Horatius Bonar was born in Edinburgh, Scotland. From a long line of Scottish clergy, Bonar was ordained in 1837 in Kelso at age 28, and became pastor of North Presbyterian Church of Kelso. He and his church at Kelso were vigorously active in the movement which led to the founding of the Free Church of Scotland in 1843. Bonar was one of the editors of The Border Watch, the official paper of the Free Church, and for many years, because of his keen interest in the second coming of Christ, he was editor of The Journal of Prophecy. In 1866 he became pastor of Chalmers Memorial Free Church, Edinburgh, named for Thomas Chalmers, the leader and first moderator of the Free Church of Scotland. Bonar was a prolific writer and poet. He authored several missionary biographies and penned over 600 hymns, one of which has maintained its popularity to this day, "I heard the Voice of Jesus Say." He also published Songs For the Wilderness (1843), The Bible Hymnbook (1845),Hymns, Original and Selected (1846), Hymns of Faith and Hope (1857; second series, 1861); The Song of the New Creation (1872), and Hymns of the Nativity (1879).

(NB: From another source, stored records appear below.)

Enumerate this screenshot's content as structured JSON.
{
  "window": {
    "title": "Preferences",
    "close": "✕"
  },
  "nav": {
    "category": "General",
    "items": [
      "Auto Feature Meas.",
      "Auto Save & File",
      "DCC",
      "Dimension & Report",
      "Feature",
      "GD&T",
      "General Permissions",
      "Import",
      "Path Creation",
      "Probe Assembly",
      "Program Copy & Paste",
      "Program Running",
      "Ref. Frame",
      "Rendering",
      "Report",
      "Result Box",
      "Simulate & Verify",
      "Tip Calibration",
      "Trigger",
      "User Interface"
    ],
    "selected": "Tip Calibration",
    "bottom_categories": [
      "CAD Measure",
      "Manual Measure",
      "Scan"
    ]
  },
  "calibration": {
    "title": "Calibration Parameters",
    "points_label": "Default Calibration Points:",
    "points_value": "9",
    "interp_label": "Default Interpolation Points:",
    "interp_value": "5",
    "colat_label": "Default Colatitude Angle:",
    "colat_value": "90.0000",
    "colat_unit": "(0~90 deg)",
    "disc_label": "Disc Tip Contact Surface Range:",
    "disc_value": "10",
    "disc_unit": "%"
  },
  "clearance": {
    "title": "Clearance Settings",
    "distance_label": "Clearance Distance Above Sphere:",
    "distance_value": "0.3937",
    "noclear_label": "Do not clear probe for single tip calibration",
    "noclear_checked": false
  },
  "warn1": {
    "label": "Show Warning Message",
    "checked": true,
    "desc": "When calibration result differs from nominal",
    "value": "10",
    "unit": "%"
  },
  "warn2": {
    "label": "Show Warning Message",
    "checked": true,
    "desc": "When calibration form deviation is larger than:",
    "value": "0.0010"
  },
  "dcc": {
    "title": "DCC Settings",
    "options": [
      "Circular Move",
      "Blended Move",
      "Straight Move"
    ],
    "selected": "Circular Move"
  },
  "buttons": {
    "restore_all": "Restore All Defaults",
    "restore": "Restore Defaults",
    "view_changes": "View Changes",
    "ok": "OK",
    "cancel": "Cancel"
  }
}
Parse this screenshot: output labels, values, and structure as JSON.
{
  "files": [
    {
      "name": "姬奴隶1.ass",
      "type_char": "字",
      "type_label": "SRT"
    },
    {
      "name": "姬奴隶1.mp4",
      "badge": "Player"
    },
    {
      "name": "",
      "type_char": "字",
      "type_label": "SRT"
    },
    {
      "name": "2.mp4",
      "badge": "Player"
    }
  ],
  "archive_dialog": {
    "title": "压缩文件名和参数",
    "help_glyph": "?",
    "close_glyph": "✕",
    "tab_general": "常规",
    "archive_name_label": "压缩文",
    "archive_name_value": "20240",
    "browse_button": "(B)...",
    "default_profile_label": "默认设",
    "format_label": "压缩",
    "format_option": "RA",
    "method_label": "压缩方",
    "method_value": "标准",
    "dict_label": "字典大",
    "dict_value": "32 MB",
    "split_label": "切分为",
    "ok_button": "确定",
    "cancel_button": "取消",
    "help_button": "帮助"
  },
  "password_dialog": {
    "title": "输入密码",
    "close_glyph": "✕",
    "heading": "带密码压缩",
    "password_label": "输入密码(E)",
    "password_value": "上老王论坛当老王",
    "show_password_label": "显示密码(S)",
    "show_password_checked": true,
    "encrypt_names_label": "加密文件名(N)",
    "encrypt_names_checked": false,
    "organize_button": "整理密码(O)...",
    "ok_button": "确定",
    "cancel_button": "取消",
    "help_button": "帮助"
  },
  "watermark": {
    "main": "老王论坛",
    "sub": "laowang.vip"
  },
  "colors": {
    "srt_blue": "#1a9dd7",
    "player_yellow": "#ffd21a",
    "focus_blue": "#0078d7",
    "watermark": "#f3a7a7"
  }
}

Birth of Rowland Bingham in England. He was converted in 1888, and the following year emigrated to Canada. Under the ministry of A. J. Gordon, he committed his life to foreign missions in 1892. Then came failure after failure-- for 21 years! In the first party of three to venture into Africa in 1893, two died within the first year, and Bingham alone survived. Upon returning alone, with nothing to show for his efforts but two graves, Bingham visited Mrs. Gowans, the mother of one of those who died, to return to her a few personal belongings of her son. In his words: As I was shown into her parlor, she met me with extended hand We stood there with hands clasped in silence for a while. Then she said these words that I will never forget.-- "Well, Mr. Bingham-- I would rather have had Walter go out to the Sudan, and die there, all alone, than have him here today disobeying the Lord." In 1900 a second attempt failed to enter the Sudan. The first successful mission station was established in 1901 in Patigi, Nigeria. It was not until 1914, after traveling 1500 miles on foot, on horseback, and cycle, that he came to Egbe, Nigeria, and Guy Playfair, the resident missionary, showed him the fruit of his labor-- a group of 1500 national Believers in that area! The Sudan Interior Mission was now firmly established. Today SIM (the name was changed to Society for International Ministries) works in two dozen countries in Africa, Asia and South America. The missionary vision of Rowland V. Bingham was not in vain!